Rather than sponsoring a story, what if you allowed readers to sponsor a reporter? In July, the rural town of Northfield, Minn., "hired" Bonnie Obremski to cover local topics like crime, education, and events on an existing blog called Locally Grown. Obremski's assignment is the pilot phase for a program being developed by Leonard Witt, a professor of communication at Kennesaw State University, just outside of Atlanta. Currently, Obremski's salary and expenses are paid for entirely by a grant from The Harnisch Foundation, but in coming months, Witt plans to raise enough local support from Northfield residents to pass the entire cost on to them. A community of 1,000 potential contributors, he says, each paying between $1 and $2 per week, would be sufficient. People in the community understand that eventually they'll be asked to ante up.
Obremski is confident the experiment will work, judging by the way she's gotten her readers involved in her reporting. "I invite my readers to participate in all parts of the story-making process online," she says. "Readers understand that I'm engaged with them in a two-way conversation. They see how I get my information and how I process it."
Witt's larger vision, a project he calls Representative Journalism, is to bring this model to a hundred or more different communities in the country, both geographic and topic-centric. For example, one group of people with an interest in endangered species in Florida might sponsor its own journalist to write stories specifically focused on that topic. "We have this assumption that news is free," Witt says. Unless people become willing to pay, "We're going to reach a critical point where we're not going to have the kind of news we want anymore."

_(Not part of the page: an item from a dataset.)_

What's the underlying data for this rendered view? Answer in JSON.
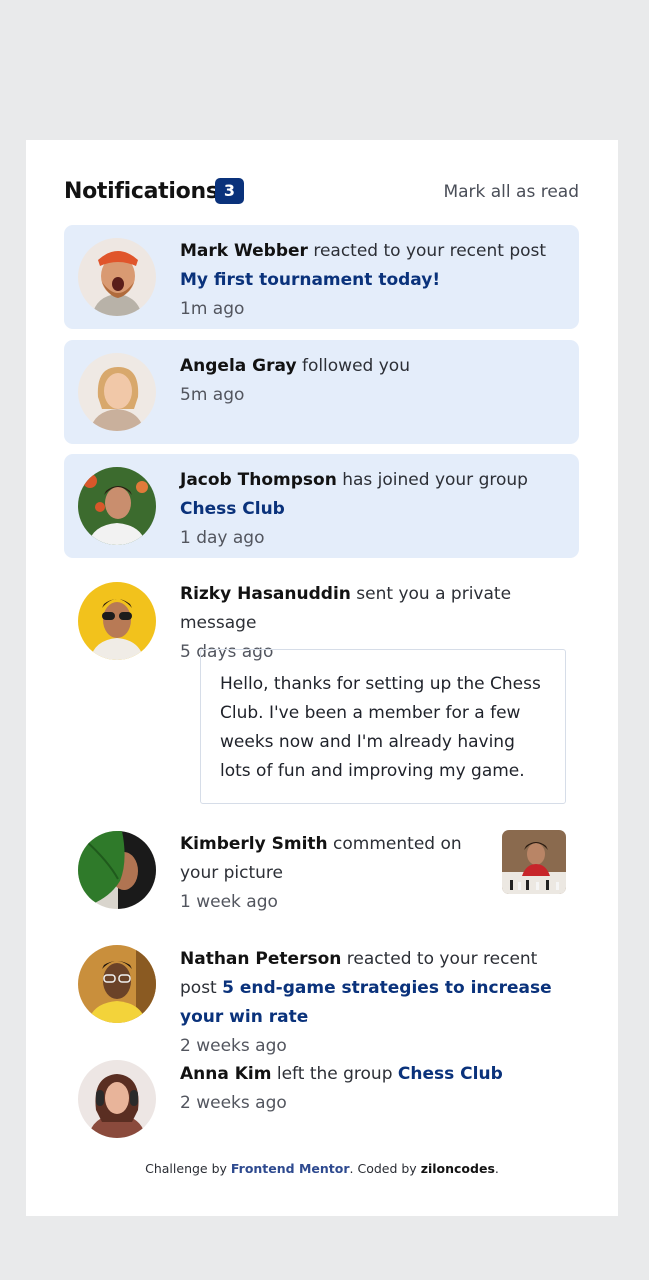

One online publication already exemplifies a hybrid model of community- and ad-supported journalism. In November 2007, former editor of the Minneapolis Star Tribune Joel Klein launched MinnPost, a site that relies on some display advertising, Knight Foundation grants totaling $390,000, and donations from more than 1,150 readers. Donations and advertising revenues are growing, and Klein says the business will be sustainable without any further foundation grants by 2011. "We're clearly experiments," Klein says, referring to his site as well as the other community-supported news outlets. "But I think it's an environment where everyone has to try new things."
In fact, not to try would be tantamount to buggy makers attempting to ignore the onslaught of the automobile.